"People are shocked that it has reached this level because there has never been this kind of a direct assault on a Jewish practice here," said Marc Stern, associate general counsel for the American Jewish Committee, an advocacy group. "This is something that American Jews have always taken for granted - that something that was so contested elsewhere but here, we're safe and we're secure."
However, other proponents of a ban, such as Jena Troutman, insist that it has nothing to do with religion or heritage, but everything to do with stopping the mutilation of babies.
Troutman, a mother of two from Santa Monica who collected the required 6,000 signatures to have the bill put on the November 2012 ballot, said her involvement in the proposal was simply about children's rights, "bodily integrity, and genital autonomy."
However, she ended up dropping her proposal after battling with religious groups became too much for her to handle.
"I don't have the time or the energy to argue with everybody, but you shouldn't go around cutting up your little babies," Troutman said. "Why don't people [expletive] get that? For me, this was never about religion. It was about protecting babies from their parents not knowing that circumcision was started in America to end masturbation," she told Fox News.
"I respect and appreciate the Jewish religion and people's delicate feelings about their religious customs," adding that she had originally wanted to allow a religious exemption for the proposed ban but that it would have been unconstitutional, Fox News reported.
Dr. David Baron, a family physician, certified mohel, and former chief of staff at Santa Monica-U.C.L.A., said that he viewed the effort to ban the procedure as "ridiculous and dishonest," according to the New York Times.
"To say it is mutilation is wrong from the get-go," Dr. Baron said. "It is a perfectly valid decision to say that it is not what you want for your child. Any doctor who says it is needed is not being honest, but to say that it needs to be banned is shocking."
Circumcision opponents disagree, pointing to cases of injury and death that were the result of the practice. Earlier this year, 2-year-old Jamaal Coleson, Jr. died after an allegedly botched circumcision, according to the New York Post.
There has also been numerous reports of babies contracting herpes during the practice of "metzitzah b'peh" – a common circumcision ritual in Hasidic Jewish circles that requires the mohel to suck the blood from the wound after the foreskin is cut off.
A study in the journal "Pediatrics" found that several babies had contracted herpes during the ritual, with at least one resulting in death. Other babies suffered brain damage. Herpes can cause potentially severe complications for infants because of their undeveloped immune systems, according to MSNBC.

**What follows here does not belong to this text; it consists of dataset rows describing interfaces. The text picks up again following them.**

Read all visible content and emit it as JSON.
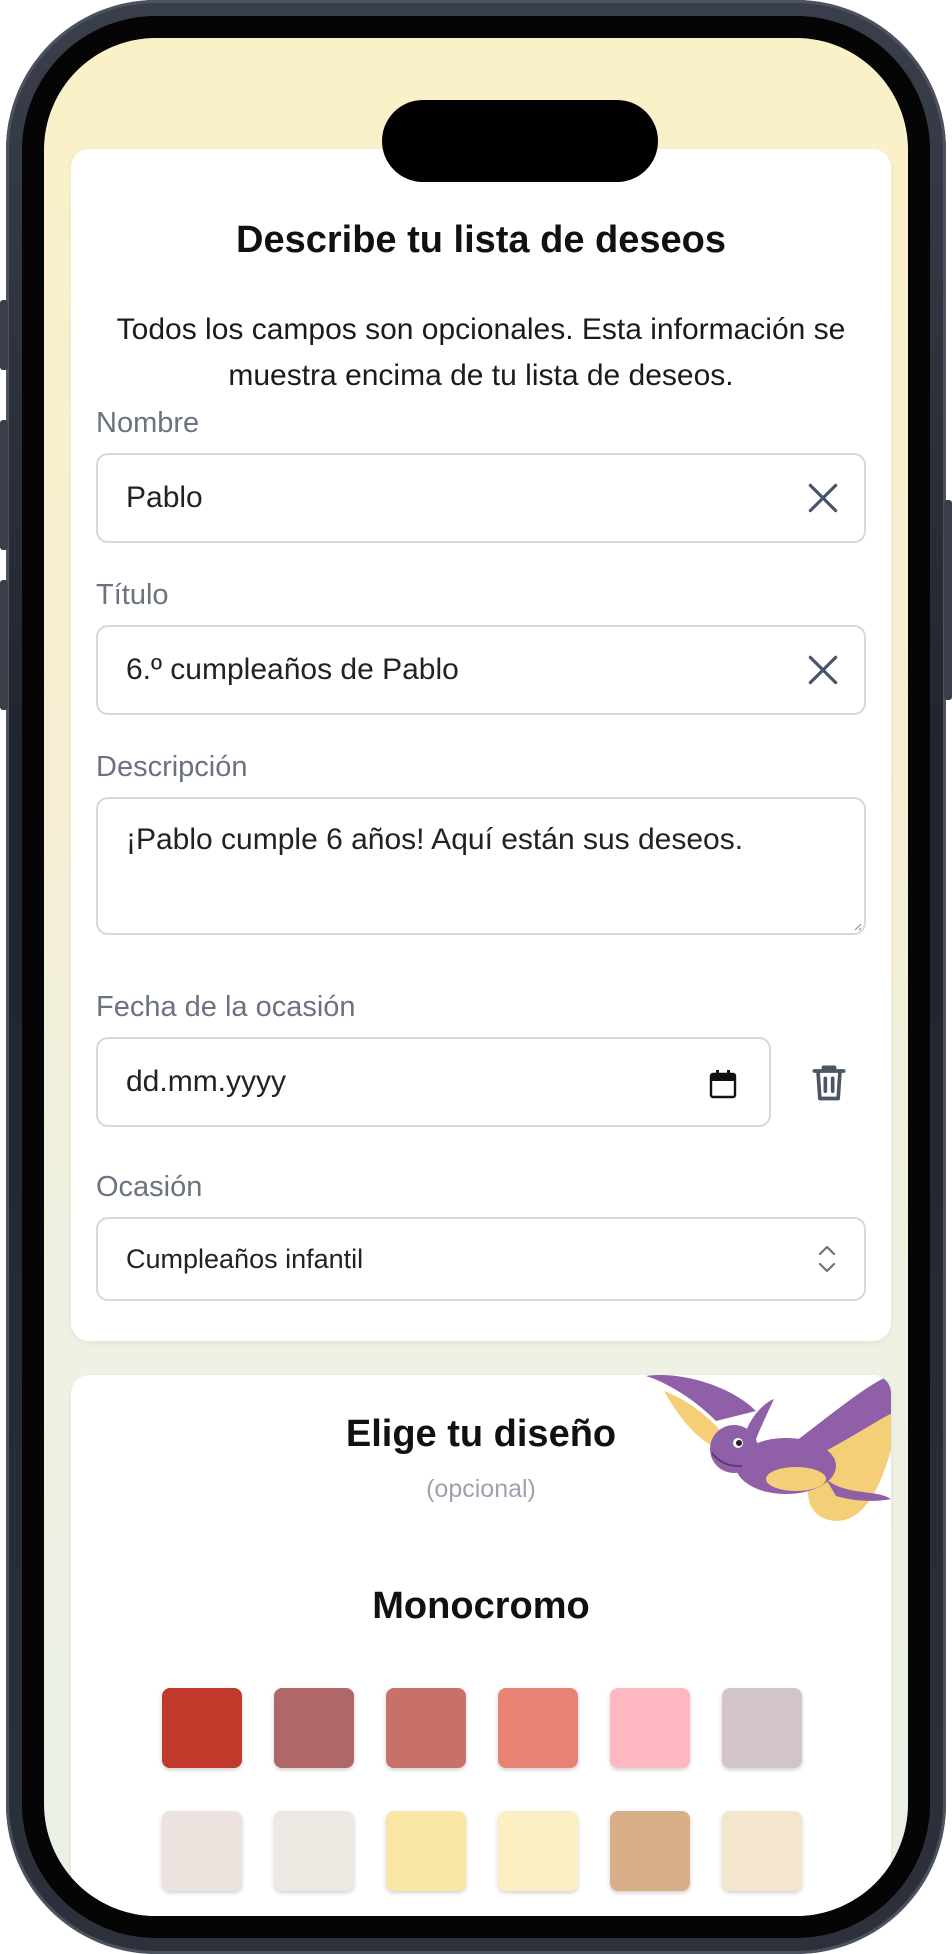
{
  "form": {
    "title": "Describe tu lista de deseos",
    "intro": "Todos los campos son opcionales. Esta información se muestra encima de tu lista de deseos.",
    "name_label": "Nombre",
    "name_value": "Pablo",
    "title_label": "Título",
    "title_value": "6.º cumpleaños de Pablo",
    "description_label": "Descripción",
    "description_value": "¡Pablo cumple 6 años! Aquí están sus deseos.",
    "date_label": "Fecha de la ocasión",
    "date_placeholder": "dd.mm.yyyy",
    "occasion_label": "Ocasión",
    "occasion_value": "Cumpleaños infantil"
  },
  "design": {
    "title": "Elige tu diseño",
    "subtitle": "(opcional)",
    "section_title": "Monocromo",
    "swatches_row1": [
      "#c0392b",
      "#b06767",
      "#c8716b",
      "#e88274",
      "#ffb7c0",
      "#d2c4c8"
    ],
    "swatches_row2": [
      "#ece2de",
      "#ece8e2",
      "#fae6a4",
      "#fcefc3",
      "#d9af89",
      "#f4e6cc"
    ]
  },
  "icons": {
    "clear": "close-x-icon",
    "calendar": "calendar-icon",
    "trash": "trash-icon",
    "select": "chevron-up-down-icon"
  }
}
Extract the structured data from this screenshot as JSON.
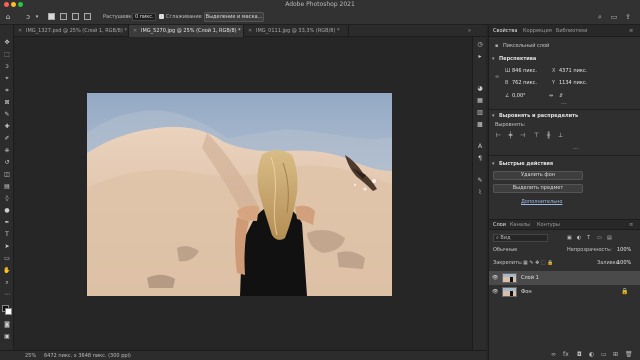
{
  "window": {
    "title": "Adobe Photoshop 2021"
  },
  "options_bar": {
    "feather_label": "Растушевка:",
    "feather_value": "0 пикс.",
    "antialias_label": "Сглаживание",
    "select_mask_button": "Выделение и маска..."
  },
  "tabs": [
    {
      "label": "IMG_1327.psd @ 25% (Слой 1, RGB/8) *",
      "active": false
    },
    {
      "label": "IMG_5270.jpg @ 25% (Слой 1, RGB/8) *",
      "active": true
    },
    {
      "label": "IMG_0111.jpg @ 33,3% (RGB/8) *",
      "active": false
    }
  ],
  "status": {
    "zoom": "25%",
    "doc_info": "6472 пикс. x 3648 пикс. (300 ppi)"
  },
  "properties_panel": {
    "tabs": [
      "Свойства",
      "Коррекция",
      "Библиотеки"
    ],
    "layer_kind": "Пиксельный слой",
    "transform_section": "Перспектива",
    "w_label": "Ш",
    "w_value": "846 пикс.",
    "h_label": "В",
    "h_value": "762 пикс.",
    "x_label": "X",
    "x_value": "4371 пикс.",
    "y_label": "Y",
    "y_value": "1134 пикс.",
    "angle_value": "0,00°",
    "align_section": "Выровнять и распределить",
    "align_label": "Выровнять:",
    "quick_actions_section": "Быстрые действия",
    "remove_bg_button": "Удалить фон",
    "select_subject_button": "Выделить предмет",
    "more_link": "Дополнительно"
  },
  "layers_panel": {
    "tabs": [
      "Слои",
      "Каналы",
      "Контуры"
    ],
    "filter_kind": "Вид",
    "blend_mode": "Обычные",
    "opacity_label": "Непрозрачность:",
    "opacity_value": "100%",
    "lock_label": "Закрепить:",
    "fill_label": "Заливка:",
    "fill_value": "100%",
    "layers": [
      {
        "name": "Слой 1",
        "selected": true,
        "locked": false
      },
      {
        "name": "Фон",
        "selected": false,
        "locked": true
      }
    ]
  }
}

In a study released last year, "Thymos: Journal of Boyhood Studies" estimated that more than 100 baby boys die from circumcision complications each year, including from anesthesia reaction, stroke, hemorrhage, and infection.
However, some believe that circumcision has health benefits. The World Health Organization said in 2007 that circumcision can help prevent HIV infection in men, according to "Scientific American."